the community site for and by developmental biologists

Cells in Evolutionary Biology

Posted by on September 2nd, 2018

Cells in Evolutionary Biology: Translating Genotypes into Phenotypes – Past, Present, Future 1st Edition Brian K. Hall, Sally A. Moody   This book is the first in a projected series on Evolutionary Cell Biology. https://www.crcpress.com/Cells-in-Evolutionary-Biology-Translating-Genotypes-into-Phenotypes—Past/Hall-Moody/p/book/9781498787864 The intent of this book is to demonstrate the essential role of cellular mechanisms in transforming the genotype into the phenotype[…]

The Company of Biologists Travelling Fellowships

Posted by on August 30th, 2018

The Company of Biologists’ journals – Development, Journal of Cell Science, Journal of Experimental Biology and Disease Models & Mechanisms – offer Travelling Fellowships of up to £2,500 or currency equivalent to graduate students and post-doctoral researchers wishing to make collaborative visits to other laboratories.

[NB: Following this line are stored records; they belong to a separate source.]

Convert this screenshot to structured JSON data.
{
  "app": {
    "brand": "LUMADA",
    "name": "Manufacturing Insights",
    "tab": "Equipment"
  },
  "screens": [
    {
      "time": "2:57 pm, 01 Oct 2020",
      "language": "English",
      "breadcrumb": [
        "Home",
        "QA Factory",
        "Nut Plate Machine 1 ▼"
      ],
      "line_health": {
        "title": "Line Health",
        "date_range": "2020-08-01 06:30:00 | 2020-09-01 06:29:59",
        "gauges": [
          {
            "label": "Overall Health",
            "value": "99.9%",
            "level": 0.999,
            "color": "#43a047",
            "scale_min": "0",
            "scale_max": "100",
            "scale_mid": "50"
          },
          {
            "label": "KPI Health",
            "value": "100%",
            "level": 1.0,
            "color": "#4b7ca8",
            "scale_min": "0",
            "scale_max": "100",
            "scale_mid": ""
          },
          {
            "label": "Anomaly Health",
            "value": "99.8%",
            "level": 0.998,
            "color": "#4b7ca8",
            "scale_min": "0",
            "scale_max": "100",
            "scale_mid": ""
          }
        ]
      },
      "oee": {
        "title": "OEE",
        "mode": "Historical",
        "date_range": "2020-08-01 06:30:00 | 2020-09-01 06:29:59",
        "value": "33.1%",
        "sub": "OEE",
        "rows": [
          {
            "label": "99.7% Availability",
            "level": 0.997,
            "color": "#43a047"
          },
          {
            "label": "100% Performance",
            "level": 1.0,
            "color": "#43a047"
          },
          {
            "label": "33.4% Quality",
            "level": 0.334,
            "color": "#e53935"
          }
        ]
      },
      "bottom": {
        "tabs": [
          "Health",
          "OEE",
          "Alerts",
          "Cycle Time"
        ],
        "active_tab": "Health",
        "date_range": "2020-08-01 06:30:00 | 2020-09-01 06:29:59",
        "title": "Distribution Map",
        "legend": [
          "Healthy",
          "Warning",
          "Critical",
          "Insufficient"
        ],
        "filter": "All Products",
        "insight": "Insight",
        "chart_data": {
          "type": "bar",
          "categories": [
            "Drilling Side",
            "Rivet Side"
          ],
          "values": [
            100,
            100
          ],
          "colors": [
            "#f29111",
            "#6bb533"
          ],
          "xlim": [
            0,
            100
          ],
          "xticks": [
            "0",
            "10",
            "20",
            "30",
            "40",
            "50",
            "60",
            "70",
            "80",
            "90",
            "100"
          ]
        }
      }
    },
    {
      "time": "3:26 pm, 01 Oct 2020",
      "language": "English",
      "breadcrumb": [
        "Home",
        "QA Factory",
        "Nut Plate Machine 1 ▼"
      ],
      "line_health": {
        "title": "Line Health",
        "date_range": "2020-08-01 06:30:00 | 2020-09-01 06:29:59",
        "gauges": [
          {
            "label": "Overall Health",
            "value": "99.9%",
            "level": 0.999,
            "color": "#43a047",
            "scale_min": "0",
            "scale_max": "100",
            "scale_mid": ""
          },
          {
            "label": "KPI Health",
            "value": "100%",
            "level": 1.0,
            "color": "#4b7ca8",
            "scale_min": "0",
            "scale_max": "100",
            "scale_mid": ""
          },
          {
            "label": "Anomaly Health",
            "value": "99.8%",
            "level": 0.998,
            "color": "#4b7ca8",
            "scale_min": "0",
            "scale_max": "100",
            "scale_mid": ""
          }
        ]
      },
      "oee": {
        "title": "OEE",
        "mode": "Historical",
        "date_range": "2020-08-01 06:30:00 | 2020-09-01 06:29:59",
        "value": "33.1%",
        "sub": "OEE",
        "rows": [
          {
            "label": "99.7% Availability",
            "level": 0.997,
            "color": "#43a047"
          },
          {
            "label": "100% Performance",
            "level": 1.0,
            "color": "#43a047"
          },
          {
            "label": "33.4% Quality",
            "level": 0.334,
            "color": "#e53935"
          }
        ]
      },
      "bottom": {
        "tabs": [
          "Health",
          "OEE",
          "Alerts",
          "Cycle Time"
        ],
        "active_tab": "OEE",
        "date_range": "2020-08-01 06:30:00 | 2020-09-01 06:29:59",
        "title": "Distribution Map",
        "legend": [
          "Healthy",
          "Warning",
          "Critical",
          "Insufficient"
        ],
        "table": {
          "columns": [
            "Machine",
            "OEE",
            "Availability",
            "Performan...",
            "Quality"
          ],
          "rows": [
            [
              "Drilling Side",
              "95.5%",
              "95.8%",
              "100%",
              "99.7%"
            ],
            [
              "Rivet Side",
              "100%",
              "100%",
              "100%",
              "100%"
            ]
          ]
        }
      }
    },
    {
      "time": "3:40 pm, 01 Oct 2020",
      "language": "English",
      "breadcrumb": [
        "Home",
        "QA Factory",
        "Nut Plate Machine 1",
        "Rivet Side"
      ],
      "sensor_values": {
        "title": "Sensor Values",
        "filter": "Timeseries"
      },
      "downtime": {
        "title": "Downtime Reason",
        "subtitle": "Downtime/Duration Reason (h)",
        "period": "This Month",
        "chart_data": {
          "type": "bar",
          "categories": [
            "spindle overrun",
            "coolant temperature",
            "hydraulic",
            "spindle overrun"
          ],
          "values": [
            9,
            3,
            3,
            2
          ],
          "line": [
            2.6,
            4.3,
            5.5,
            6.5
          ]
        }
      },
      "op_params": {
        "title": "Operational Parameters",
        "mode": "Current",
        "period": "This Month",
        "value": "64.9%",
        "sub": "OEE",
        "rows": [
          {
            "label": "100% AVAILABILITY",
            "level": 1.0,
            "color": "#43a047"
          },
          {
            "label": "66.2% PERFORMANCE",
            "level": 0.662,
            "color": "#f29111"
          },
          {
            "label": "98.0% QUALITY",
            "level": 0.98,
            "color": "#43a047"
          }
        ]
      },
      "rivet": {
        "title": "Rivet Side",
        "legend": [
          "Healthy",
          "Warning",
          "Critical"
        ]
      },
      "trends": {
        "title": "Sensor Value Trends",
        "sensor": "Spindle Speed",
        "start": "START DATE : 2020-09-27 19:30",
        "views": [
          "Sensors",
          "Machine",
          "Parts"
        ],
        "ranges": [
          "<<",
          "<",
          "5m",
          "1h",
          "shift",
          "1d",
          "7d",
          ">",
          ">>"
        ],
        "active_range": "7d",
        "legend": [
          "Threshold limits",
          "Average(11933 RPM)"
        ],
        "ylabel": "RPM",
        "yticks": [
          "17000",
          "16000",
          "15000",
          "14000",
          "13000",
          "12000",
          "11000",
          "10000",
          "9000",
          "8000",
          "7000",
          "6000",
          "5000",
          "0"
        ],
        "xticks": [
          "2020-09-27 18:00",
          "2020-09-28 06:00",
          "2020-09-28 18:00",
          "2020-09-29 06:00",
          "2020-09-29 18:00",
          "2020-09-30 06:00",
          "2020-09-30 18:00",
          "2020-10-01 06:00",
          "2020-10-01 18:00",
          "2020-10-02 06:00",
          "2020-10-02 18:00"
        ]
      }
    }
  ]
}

These are designed to offset the cost of travel and other expenses. There is no restriction on[…]

Why We Need More Women in Academia: An Undergraduate Interested in Developmental Biology

Posted by on August 28th, 2018

For some scientists, the decision to pursue a research career stems from a youthful curiosity for the natural world that gradually builds over many years. Whereas in others, there is single moment when they realize that their desired future involved research. My interest is a mix of both – I decided I was going to[…]

A day in the life of a colonial tunicate laboratory

Posted by on August 28th, 2018

Have you heard of an animal that can lose most of its body tissues and the remnant tissues aggregate to regenerate the lost parts and recovery its original form? Do you know an animal that can quickly colonize marine surfaces by asexual reproduction, just like weed would in terrestrial environments ? Do you know an[…]

DUCTS IN THE PANCREAS FORM SIMILAR TO RIVER BEDS

Posted by on August 23rd, 2018

When people digest food, the flow of fluids and digestive enzymes to the gut is critical. Until recently, researchers had marvelled at the incredibly complex system of ducts that transports a stream of enzymes and mucus from the pancreas to the gut. Astonishingly, a research project led by Professor Grapin-Botton has revealed that the ducts[…]

Pitx2c sets the stage for gastrulation

Posted by on August 23rd, 2018

In our recently published paper https://elifesciences.org/articles/34880, we report that the transcription factor Pitx2c has an unexpected role during gastrulation, where it acts cell non-autonomously to promote mesendodermal cell migration required for axis extension in zebrafish.     “It is not birth, marriage or death which is the most important time in your life, but gastrulation. –[…]

Dating with cells – finding the right match

Posted by on August 23rd, 2018

It’s an age-old mystery of the heart: do opposites attract, or will like do better with like? We can now answer this pressing question, at least for Drosophila cardioblasts: cells prefer to ‘swipe right’ on a shared transcriptional profile, but the resulting relationships are stronger if there are some unattractive alternatives around to remind them[…]

Fat to the forefront of histone regulation

Posted by on August 21st, 2018

All life requires energy. For early metazoan development, demand is especially high, as the transition from a single cell to a complex, multicellular organism requires a massive energetic input. In the earliest stages of development, however, an organisms’ inability to feed poses an apparent problem: how is the energy necessary to drive development obtained? In[…]

Five wonders of the Embryology Course 2018

Posted by on August 20th, 2018

Summer of 2018 will genuinely be the summer to remember for all 24 MBL embryology students. To me, the MBL embryology 2018 course was like a wonderland full of breath-taking experimental adventures, unexpected discoveries, scientific growth and madly passionate researchers. Thus, let me take you on a journey across the five wonders of this course.[…]

On the beauty and wonder of endless forms: a reflection on Embryology Course 2018

Posted by on August 16th, 2018

There is grandeur in this view of life, with its several powers, having been originally breathed a few forms or into one; and that, whilst this planet has gone cycling on according to the fixed law of gravity, from so simple a beginning endless forms most beautiful and most wonderful have been, and are being,[…]